Finally we have biographies of Christopher Nolan, Guy Pearce, Carrie-Anne Moss, and Joe Pantoliano, presented as static screens done as mock-ups of California driver's licences.



DISC 3

A lot of people have been wondering how you could possibly need 3 discs for this particular Special Edition. Well, the answer is that the film essentially appears three times on the R2 SE. The theatrical release is on disc 1, the chronological version is on disc 2, and here we have the complete shooting script for Memento accompanied by the theatrical cut playing once again, this time in a small insert box at lower right. It has to be said, this script-to-film comparison is a really nice feature, as it lets you see all of the places where the actors did marvellous ad-lib work. (Something you're made aware of by Nolan in his audio commentary, but which really strikes home when you're watching scenes and reading the script at the same time.)

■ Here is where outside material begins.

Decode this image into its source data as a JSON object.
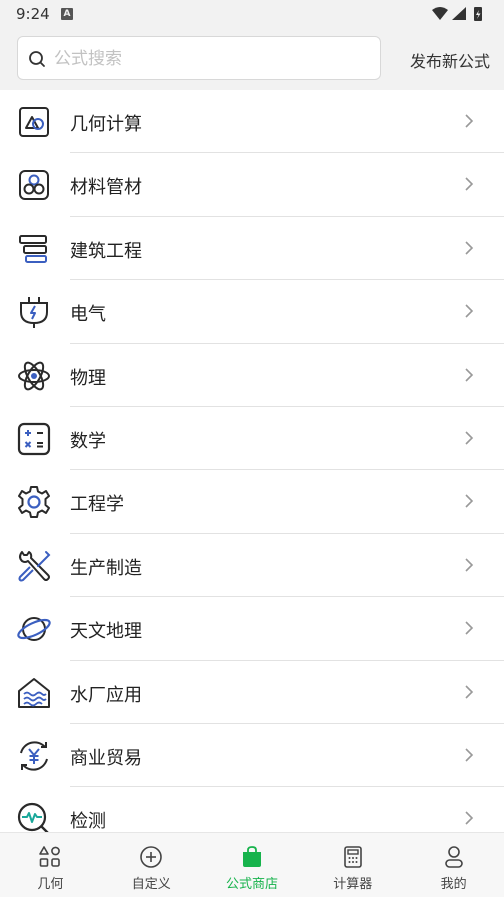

Moving beyond this, another nice improvement on a feature present in prior releases is a new presentation of 'Memento Mori'. Once again, the complete short story is provided, but whereas this was a text-only offering on other DVDs, here it is read by Jonathan Nolan himself and accompanied by a surreal montage of brief, atmospheric video (and sound) clips that generally reinforce – and sometimes contrast starkly with – the narrative itself. I will confess that while I never quite got around to reading the short story on my R1 LE, it was a pleasure to spend 34 minutes watching and listening to it on the R2 SE.

Next on the menu are a set of five galleries containing almost 70 images in toto, subdivided into 40 production stills and sketches (the latter section actually containing some storyboards as well), 10 screens of props, 7 screens of international poster art, 4 screens of concept art and bootleg cover art, and 17 pages from the production journal.

Always appreciated, the studio has also seen fit to provide a complete DVD version of the original promotional website for Memento (which for those of you who wish to view it in its full online glory is still available at www.otnemem.com).

Rounding out the list of special features, we have the international trailer, which I don't remember catching in the cinema but which is actually quite good and doesn't ruin anything.



Overall

And so there you have it. In the final assessment, I would have to recommend the R2 SE over the R1 LE, if only for the slightly-expanded spectrum of special features. (However, I admit I'll always have a warm place in my heart for those insane menus on the American release and that clever packaging made out to look like a psychological dossier.) When it comes to the question of which release has superior picture quality, it's a bit of a toss-up; the R1 LE seems to do better in scenes that rely heavily on shadow detail, but the R2 SE is, on balance, a brighter print. Fortunately, both releases look sharp and sound great, so don't feel bad if you already own the R1 LE and aren't sure if you need to upgrade.


Film
10 out of 10
Video
9 out of 10
Audio
8 out of 10
Extras
9 out of 10
Overall

9

out of 10

Last updated: 19/04/2018 10:44:57

Did you enjoy the article above? If so please help us by sharing it to your social networks with the buttons below...

Tags

Latest Articles